#### Data:

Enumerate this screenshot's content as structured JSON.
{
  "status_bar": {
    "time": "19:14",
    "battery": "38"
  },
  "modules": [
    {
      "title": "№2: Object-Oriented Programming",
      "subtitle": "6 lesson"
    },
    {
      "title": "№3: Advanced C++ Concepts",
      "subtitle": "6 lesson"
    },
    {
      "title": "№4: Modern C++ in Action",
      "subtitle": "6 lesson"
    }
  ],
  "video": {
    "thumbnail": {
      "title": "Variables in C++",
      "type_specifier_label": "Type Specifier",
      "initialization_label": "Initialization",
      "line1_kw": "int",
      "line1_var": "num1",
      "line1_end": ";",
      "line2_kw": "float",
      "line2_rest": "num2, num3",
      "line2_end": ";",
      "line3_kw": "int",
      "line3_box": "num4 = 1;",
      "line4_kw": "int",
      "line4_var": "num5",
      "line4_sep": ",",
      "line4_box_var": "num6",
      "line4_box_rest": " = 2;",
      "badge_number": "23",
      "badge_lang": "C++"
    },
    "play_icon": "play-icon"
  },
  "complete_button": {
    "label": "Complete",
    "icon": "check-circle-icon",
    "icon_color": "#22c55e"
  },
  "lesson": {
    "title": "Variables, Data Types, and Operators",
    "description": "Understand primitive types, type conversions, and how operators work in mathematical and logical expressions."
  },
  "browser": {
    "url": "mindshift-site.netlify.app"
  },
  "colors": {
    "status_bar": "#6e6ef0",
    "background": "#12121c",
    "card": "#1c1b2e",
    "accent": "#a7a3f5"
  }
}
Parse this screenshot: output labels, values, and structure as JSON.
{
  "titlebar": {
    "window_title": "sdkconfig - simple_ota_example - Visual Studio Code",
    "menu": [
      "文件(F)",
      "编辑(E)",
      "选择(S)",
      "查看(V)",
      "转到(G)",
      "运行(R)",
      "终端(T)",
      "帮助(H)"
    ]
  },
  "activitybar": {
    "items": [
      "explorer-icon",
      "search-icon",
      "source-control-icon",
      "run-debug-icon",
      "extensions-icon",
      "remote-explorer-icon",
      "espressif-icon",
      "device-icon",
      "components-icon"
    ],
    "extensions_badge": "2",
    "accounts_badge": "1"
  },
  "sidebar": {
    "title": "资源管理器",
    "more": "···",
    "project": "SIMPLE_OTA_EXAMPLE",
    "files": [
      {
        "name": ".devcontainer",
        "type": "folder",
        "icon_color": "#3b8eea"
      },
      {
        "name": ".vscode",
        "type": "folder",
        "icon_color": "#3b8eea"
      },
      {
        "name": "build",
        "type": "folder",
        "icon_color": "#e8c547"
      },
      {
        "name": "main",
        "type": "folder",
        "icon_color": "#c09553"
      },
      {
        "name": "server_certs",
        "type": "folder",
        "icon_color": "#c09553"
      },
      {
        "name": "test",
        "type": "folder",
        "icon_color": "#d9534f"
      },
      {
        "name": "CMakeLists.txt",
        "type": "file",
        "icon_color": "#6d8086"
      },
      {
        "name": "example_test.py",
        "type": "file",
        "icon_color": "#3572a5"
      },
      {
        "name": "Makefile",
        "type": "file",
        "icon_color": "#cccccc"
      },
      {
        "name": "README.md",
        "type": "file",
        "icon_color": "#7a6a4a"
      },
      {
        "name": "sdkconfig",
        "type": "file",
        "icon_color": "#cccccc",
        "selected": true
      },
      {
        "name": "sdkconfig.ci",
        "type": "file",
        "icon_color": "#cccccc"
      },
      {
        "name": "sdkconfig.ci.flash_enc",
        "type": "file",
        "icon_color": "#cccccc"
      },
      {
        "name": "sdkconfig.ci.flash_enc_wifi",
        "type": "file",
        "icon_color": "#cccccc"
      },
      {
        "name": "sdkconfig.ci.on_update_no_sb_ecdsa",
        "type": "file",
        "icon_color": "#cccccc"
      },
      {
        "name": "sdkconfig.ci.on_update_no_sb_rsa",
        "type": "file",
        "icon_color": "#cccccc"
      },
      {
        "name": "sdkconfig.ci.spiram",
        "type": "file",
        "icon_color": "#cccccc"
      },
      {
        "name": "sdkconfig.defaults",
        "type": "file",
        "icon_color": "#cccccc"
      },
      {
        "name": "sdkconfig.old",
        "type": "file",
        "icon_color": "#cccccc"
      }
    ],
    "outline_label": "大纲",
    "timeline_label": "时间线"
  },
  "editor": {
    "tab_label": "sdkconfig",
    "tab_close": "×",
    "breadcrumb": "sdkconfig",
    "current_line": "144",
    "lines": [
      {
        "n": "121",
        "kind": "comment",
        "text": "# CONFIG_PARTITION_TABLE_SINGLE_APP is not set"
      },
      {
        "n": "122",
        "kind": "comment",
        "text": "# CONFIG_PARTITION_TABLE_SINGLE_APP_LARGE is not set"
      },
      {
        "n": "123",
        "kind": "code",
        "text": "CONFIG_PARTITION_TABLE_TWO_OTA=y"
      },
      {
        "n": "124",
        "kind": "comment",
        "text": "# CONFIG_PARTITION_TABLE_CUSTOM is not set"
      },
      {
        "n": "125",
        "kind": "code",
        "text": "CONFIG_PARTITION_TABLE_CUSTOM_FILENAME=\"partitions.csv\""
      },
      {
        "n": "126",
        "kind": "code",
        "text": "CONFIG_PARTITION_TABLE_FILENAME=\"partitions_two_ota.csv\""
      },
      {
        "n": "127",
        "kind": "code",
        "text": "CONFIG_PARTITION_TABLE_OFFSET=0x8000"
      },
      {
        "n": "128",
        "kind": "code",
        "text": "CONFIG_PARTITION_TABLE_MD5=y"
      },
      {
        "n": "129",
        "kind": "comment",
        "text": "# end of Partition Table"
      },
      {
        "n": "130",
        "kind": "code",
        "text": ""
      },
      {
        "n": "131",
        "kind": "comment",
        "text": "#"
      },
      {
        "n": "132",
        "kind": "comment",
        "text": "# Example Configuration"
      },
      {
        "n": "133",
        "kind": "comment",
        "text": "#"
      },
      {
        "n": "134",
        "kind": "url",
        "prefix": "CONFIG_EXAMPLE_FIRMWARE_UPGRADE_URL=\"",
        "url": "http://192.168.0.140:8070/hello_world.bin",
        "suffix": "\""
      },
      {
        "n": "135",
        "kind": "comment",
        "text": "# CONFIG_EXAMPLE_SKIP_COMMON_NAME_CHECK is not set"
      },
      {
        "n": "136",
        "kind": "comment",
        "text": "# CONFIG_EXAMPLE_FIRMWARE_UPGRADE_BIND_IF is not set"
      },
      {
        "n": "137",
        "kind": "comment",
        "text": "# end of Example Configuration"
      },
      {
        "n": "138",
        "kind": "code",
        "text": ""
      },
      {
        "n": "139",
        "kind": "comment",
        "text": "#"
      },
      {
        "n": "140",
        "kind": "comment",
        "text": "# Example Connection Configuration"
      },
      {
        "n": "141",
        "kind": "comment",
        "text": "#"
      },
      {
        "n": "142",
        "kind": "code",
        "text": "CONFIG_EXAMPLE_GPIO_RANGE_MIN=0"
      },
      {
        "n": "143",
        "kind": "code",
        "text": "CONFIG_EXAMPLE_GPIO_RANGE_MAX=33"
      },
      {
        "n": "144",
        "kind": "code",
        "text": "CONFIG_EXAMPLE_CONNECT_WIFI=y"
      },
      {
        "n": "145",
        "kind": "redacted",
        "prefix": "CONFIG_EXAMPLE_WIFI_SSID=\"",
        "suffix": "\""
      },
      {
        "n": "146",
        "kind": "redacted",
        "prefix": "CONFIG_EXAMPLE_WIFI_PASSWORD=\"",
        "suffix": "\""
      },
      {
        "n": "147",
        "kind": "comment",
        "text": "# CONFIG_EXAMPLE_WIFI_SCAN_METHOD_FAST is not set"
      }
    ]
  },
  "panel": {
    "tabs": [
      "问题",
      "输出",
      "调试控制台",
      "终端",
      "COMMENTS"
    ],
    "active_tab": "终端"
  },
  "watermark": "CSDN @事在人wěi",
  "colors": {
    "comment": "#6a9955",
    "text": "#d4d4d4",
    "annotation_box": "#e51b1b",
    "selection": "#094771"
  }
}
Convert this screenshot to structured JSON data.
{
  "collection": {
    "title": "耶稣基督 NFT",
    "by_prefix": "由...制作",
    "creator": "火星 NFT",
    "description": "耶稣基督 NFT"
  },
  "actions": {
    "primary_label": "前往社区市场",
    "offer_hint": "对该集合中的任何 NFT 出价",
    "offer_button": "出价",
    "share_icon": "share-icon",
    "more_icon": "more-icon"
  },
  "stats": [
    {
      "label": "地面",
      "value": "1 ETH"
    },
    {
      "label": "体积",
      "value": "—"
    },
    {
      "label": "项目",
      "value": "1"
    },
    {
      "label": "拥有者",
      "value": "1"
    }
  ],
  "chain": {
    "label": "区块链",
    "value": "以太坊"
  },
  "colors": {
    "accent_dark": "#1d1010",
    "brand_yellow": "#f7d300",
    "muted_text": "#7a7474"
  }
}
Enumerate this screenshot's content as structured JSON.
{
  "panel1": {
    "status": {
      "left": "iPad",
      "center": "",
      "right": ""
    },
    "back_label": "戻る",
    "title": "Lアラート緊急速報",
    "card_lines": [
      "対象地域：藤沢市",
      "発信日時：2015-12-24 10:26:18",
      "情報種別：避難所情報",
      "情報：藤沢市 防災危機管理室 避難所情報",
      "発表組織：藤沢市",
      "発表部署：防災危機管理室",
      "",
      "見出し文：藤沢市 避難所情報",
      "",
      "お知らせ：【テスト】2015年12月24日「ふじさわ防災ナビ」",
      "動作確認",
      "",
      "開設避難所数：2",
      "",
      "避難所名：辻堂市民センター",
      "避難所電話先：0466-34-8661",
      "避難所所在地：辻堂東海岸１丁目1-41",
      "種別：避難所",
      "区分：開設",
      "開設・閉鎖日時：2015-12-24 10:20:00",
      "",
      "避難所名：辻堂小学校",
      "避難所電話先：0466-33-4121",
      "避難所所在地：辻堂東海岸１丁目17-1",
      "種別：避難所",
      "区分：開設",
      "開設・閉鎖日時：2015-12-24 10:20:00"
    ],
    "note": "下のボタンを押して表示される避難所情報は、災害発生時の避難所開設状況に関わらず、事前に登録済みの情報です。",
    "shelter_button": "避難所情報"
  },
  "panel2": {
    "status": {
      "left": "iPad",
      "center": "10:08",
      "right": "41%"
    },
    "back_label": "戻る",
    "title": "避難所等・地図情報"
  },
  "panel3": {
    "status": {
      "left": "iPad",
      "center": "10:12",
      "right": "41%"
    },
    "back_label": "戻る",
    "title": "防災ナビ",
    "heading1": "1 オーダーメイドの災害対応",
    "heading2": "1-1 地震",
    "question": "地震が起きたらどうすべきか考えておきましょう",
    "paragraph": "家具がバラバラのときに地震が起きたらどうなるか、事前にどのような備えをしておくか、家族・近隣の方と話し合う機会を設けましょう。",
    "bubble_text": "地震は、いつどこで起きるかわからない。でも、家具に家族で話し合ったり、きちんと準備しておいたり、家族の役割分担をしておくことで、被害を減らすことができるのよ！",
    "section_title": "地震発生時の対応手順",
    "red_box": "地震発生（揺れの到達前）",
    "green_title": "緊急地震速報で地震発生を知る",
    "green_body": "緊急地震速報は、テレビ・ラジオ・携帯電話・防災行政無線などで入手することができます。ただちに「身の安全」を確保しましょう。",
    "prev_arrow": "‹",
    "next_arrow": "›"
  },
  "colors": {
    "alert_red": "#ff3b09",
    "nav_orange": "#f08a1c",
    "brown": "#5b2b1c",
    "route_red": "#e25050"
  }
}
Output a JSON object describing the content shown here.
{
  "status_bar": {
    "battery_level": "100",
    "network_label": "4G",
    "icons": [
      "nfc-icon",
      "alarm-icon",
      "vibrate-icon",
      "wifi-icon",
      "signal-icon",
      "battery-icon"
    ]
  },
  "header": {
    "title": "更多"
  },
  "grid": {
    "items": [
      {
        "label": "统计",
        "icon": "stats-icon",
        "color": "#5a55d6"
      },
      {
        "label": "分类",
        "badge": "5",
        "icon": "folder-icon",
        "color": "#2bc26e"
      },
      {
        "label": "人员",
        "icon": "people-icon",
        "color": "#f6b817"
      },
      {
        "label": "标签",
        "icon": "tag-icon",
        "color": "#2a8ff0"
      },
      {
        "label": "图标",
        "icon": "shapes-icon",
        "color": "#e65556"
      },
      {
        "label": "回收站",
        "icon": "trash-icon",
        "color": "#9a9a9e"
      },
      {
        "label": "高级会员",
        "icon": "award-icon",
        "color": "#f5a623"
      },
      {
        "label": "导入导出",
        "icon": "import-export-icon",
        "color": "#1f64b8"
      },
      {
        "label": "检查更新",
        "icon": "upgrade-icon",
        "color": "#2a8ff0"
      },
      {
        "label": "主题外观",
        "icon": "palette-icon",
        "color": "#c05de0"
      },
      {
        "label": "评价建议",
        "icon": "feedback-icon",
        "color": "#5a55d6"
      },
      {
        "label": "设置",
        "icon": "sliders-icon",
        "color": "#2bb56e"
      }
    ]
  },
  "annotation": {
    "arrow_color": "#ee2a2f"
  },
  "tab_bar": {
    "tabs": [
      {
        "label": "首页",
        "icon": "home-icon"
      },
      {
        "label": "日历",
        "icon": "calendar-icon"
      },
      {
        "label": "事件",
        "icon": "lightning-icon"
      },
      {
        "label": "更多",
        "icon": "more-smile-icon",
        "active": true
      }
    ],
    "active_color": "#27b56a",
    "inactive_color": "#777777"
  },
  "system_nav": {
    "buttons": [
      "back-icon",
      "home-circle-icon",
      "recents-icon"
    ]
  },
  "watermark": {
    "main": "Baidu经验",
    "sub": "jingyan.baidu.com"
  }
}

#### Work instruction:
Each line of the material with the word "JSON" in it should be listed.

#### Result:
Enumerate this screenshot's content as structured JSON.
Parse this screenshot: output labels, values, and structure as JSON.
Convert this screenshot to structured JSON data.
Enumerate this screenshot's content as structured JSON.
Output a JSON object describing the content shown here.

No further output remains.